Obviously, Judd is not a man making nonsensical, some would say morally reprehensible, statements about rape. She’s a woman, a rape victim, and an activist for women’s health who wrote about being raped as a child in her 2011 autobiography. If you do a Google search for "Ashley Judd rape," you will get 1.4 million hits that include mentions of her book, her comparison of strip mining to rape, her assertion that she and other Apple customers are "financing mass rape," and her response to Missouri Senate candidate Todd Akin's strange comments on rape. She is used to talking about rape in a way that other people aren't.
Still, is it wise to liken the challenge of rape to the challenge of defeating McConnell? And to assume that the remark won't make it to publication? If there was any doubt about the end of the truly private political event after candidate Barack Obama's "cling to guns or religion" experience in 2008, it vanished last year when Mitt Romney’s remarks about the "47 percent" surfaced on video for all to see (and use in their ads).
Even before Judd’s rape remark was reported, Republicans were trying to frame her as this year’s Akin – a single candidate who could damage a whole party. The Akin rape debacle fed into preexisting perceptions of the GOP as anti-woman and anti-science. Judd is already being depicted by Republicans as a flaky Hollywood liberal – a stereotype Democrats have struggled with for years, between trips to collect cash from Hollywood liberals.
Cash is, in fact, Judd’s calling card. She can raise big money, the reasoning goes, so she will keep McConnell busy at home and keep in Kentucky chunks of GOP money that might have been used for other races. On the off chance she pulls out a win, all the better.
Judd, who starred in an ABC TV series last year and has two movies coming out this year, is more than a celebrity. She has been recognized for her work on poverty, AIDS, public health, and other issues, and she recently earned a master's degree in public administration from Harvard. And though she lives in Tennessee, her political allies say she is well known and well thought of in her native Kentucky. “She’s incredibly likable, she’s willing to work very hard, and she’s very smart. She’s underestimated at folks’ own peril,” says one party strategist.
But Judd is not a great fit for a conservative Southern state, and her vulnerabilities are tailor-made for 30-second political ads. In 2006, she criticized as a vestige of “male dominion” the tradition of fathers giving away their daughters in marriage, and said, “It’s unconscionable to breed, with the number of children who are starving to death in impoverished countries.” Last fall, homing in on a pillar of the Kentucky economy, she tweeted, “The era of coal plant is over, unacceptable.” She continues to provide fodder for the GOP even as she heads toward a candidacy (all right, so the husband she is divorcing, and calls “family forever,” is Scottish race-car driver Dario Franchitti -- but did she have to tell students this month that “we winter in Scotland”?).
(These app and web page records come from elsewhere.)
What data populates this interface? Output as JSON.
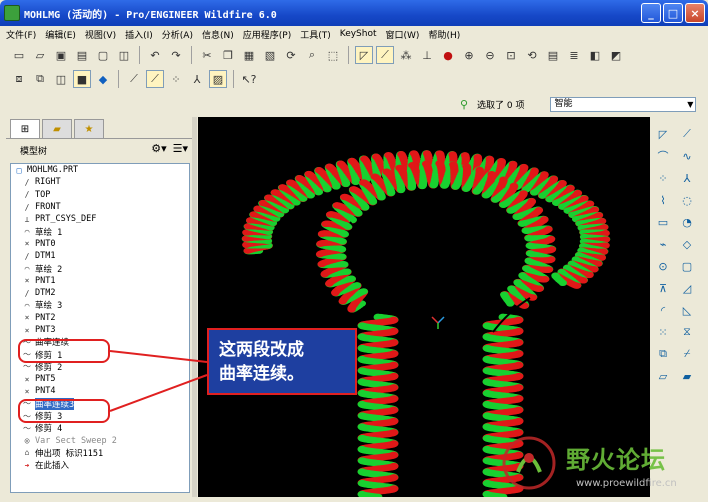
{
  "window": {
    "title": "MOHLMG (活动的) - Pro/ENGINEER Wildfire 6.0",
    "min_glyph": "_",
    "max_glyph": "□",
    "close_glyph": "×"
  },
  "menu": [
    "文件(F)",
    "编辑(E)",
    "视图(V)",
    "插入(I)",
    "分析(A)",
    "信息(N)",
    "应用程序(P)",
    "工具(T)",
    "KeyShot",
    "窗口(W)",
    "帮助(H)"
  ],
  "filter": {
    "status": "选取了 0 项",
    "value": "智能"
  },
  "nav_tabs": [
    "model-tree",
    "folder",
    "favorites"
  ],
  "tree": {
    "title": "模型树",
    "items": [
      {
        "label": "MOHLMG.PRT",
        "icon": "□",
        "kind": "root"
      },
      {
        "label": "RIGHT",
        "icon": "∕",
        "kind": "indent"
      },
      {
        "label": "TOP",
        "icon": "∕",
        "kind": "indent"
      },
      {
        "label": "FRONT",
        "icon": "∕",
        "kind": "indent"
      },
      {
        "label": "PRT_CSYS_DEF",
        "icon": "⊥",
        "kind": "indent"
      },
      {
        "label": "草绘 1",
        "icon": "⌒",
        "kind": "indent"
      },
      {
        "label": "PNT0",
        "icon": "×",
        "kind": "indent"
      },
      {
        "label": "DTM1",
        "icon": "∕",
        "kind": "indent"
      },
      {
        "label": "草绘 2",
        "icon": "⌒",
        "kind": "indent"
      },
      {
        "label": "PNT1",
        "icon": "×",
        "kind": "indent"
      },
      {
        "label": "DTM2",
        "icon": "∕",
        "kind": "indent"
      },
      {
        "label": "草绘 3",
        "icon": "⌒",
        "kind": "indent"
      },
      {
        "label": "PNT2",
        "icon": "×",
        "kind": "indent"
      },
      {
        "label": "PNT3",
        "icon": "×",
        "kind": "indent"
      },
      {
        "label": "曲率连续",
        "icon": "～",
        "kind": "indent"
      },
      {
        "label": "修剪 1",
        "icon": "～",
        "kind": "indent"
      },
      {
        "label": "修剪 2",
        "icon": "～",
        "kind": "indent"
      },
      {
        "label": "PNT5",
        "icon": "×",
        "kind": "indent"
      },
      {
        "label": "PNT4",
        "icon": "×",
        "kind": "indent"
      },
      {
        "label": "曲率连续3",
        "icon": "～",
        "kind": "indent",
        "selected": true
      },
      {
        "label": "修剪 3",
        "icon": "～",
        "kind": "indent"
      },
      {
        "label": "修剪 4",
        "icon": "～",
        "kind": "indent"
      },
      {
        "label": "Var Sect Sweep 2",
        "icon": "◎",
        "kind": "indent",
        "grey": true
      },
      {
        "label": "伸出项 标识1151",
        "icon": "⌂",
        "kind": "indent"
      },
      {
        "label": "在此插入",
        "icon": "➔",
        "kind": "indent",
        "red": true
      }
    ]
  },
  "annotation": {
    "line1": "这两段改成",
    "line2": "曲率连续。"
  },
  "watermark": {
    "name": "野火论坛",
    "url": "www.proewildfire.cn"
  },
  "colors": {
    "spring_red": "#E01818",
    "spring_green": "#18D030",
    "annotation_bg": "#1E3FA0",
    "annotation_border": "#E02020"
  }
}
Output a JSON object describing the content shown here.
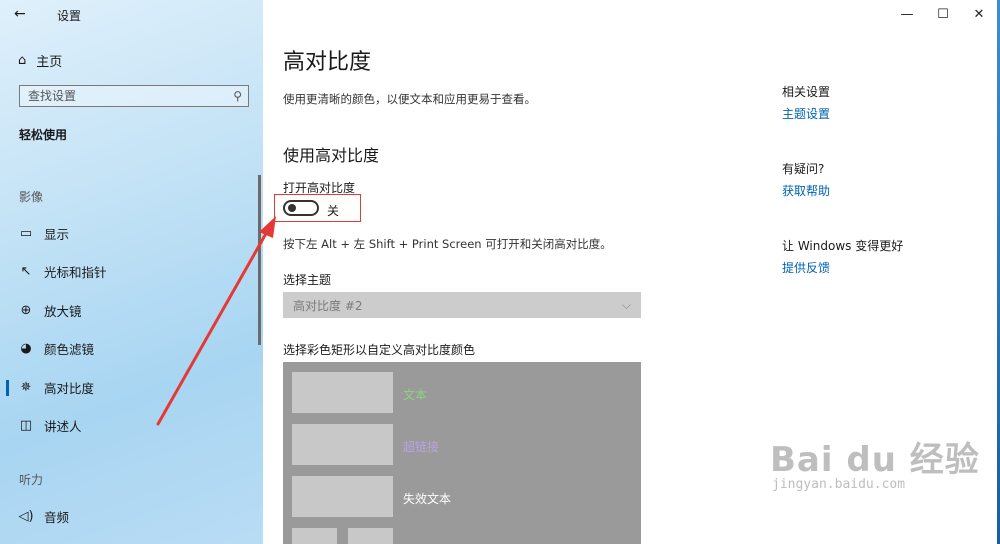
{
  "app": {
    "title": "设置",
    "back_icon": "back-arrow-icon"
  },
  "window": {
    "minimize": "—",
    "maximize": "☐",
    "close": "✕"
  },
  "sidebar": {
    "home_label": "主页",
    "search_placeholder": "查找设置",
    "category": "轻松使用",
    "section_vision": "影像",
    "items": [
      {
        "label": "显示",
        "icon": "monitor-icon"
      },
      {
        "label": "光标和指针",
        "icon": "cursor-icon"
      },
      {
        "label": "放大镜",
        "icon": "magnifier-icon"
      },
      {
        "label": "颜色滤镜",
        "icon": "palette-icon"
      },
      {
        "label": "高对比度",
        "icon": "contrast-icon",
        "selected": true
      },
      {
        "label": "讲述人",
        "icon": "narrator-icon"
      }
    ],
    "section_hearing": "听力",
    "hearing_items": [
      {
        "label": "音频",
        "icon": "speaker-icon"
      }
    ]
  },
  "main": {
    "title": "高对比度",
    "description": "使用更清晰的颜色，以便文本和应用更易于查看。",
    "section_title": "使用高对比度",
    "toggle_label": "打开高对比度",
    "toggle_state": "关",
    "toggle_on": false,
    "shortcut_hint": "按下左 Alt + 左 Shift + Print Screen 可打开和关闭高对比度。",
    "theme_label": "选择主题",
    "theme_value": "高对比度 #2",
    "color_label": "选择彩色矩形以自定义高对比度颜色",
    "swatches": [
      {
        "label": "文本",
        "color": "#8cd47e"
      },
      {
        "label": "超链接",
        "color": "#b9a3e3"
      },
      {
        "label": "失效文本",
        "color": "#ffffff"
      }
    ]
  },
  "related": {
    "heading": "相关设置",
    "theme_link": "主题设置",
    "help_heading": "有疑问?",
    "help_link": "获取帮助",
    "feedback_heading": "让 Windows 变得更好",
    "feedback_link": "提供反馈"
  },
  "annotation": {
    "color": "#e53935"
  },
  "watermark": {
    "brand": "Bai du 经验",
    "url": "jingyan.baidu.com"
  }
}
The National Republican Senatorial Committee has released a satirical (and fake) Judd fundraising letter, and the McConnell campaign posted a mash-up video including clips in which Judd refers to both Tennessee and San Francisco as “home.” “It's difficult to envision how a faded Hollywood star, who currently lives in Tennessee, believes that having children is 'unconscionable,' and that coal is 'unacceptable,' would be able to relate to folks in Kentucky,” says NRSC spokesman Brad Dayspring. If she runs, he adds, “we'll look forward to hearing her further explain her odd views -- after she moves to the state, of course.”
Some Democrats say the early attacks on Judd suggest McConnell and the GOP consider her a real threat. “McConnell is trying to eliminate her right out of the box because of how deep his problems are. They’re clearly seeing something in the numbers that makes them nervous,” says a Democratic strategist. Yet other Democrats in Kentucky and Washington are calling a time-out and talking about alternatives such as Secretary of State Alison Lundergan Grimes. Clearly they're suffering from nerves, too, and it's not hard to understand why.
A McConnell-Judd race would be a circus from start to finish, providing endless opportunities for McConnell to exploit Judd’s years of provocative remarks and for first-time candidate Judd to make more of them, all in the intense spotlight only fitting for the Senate’s top Republican and an actress from a dysfunctional country-music family. The media would have a blast. Democrats running for other offices in Kentucky and elsewhere, maybe not so much.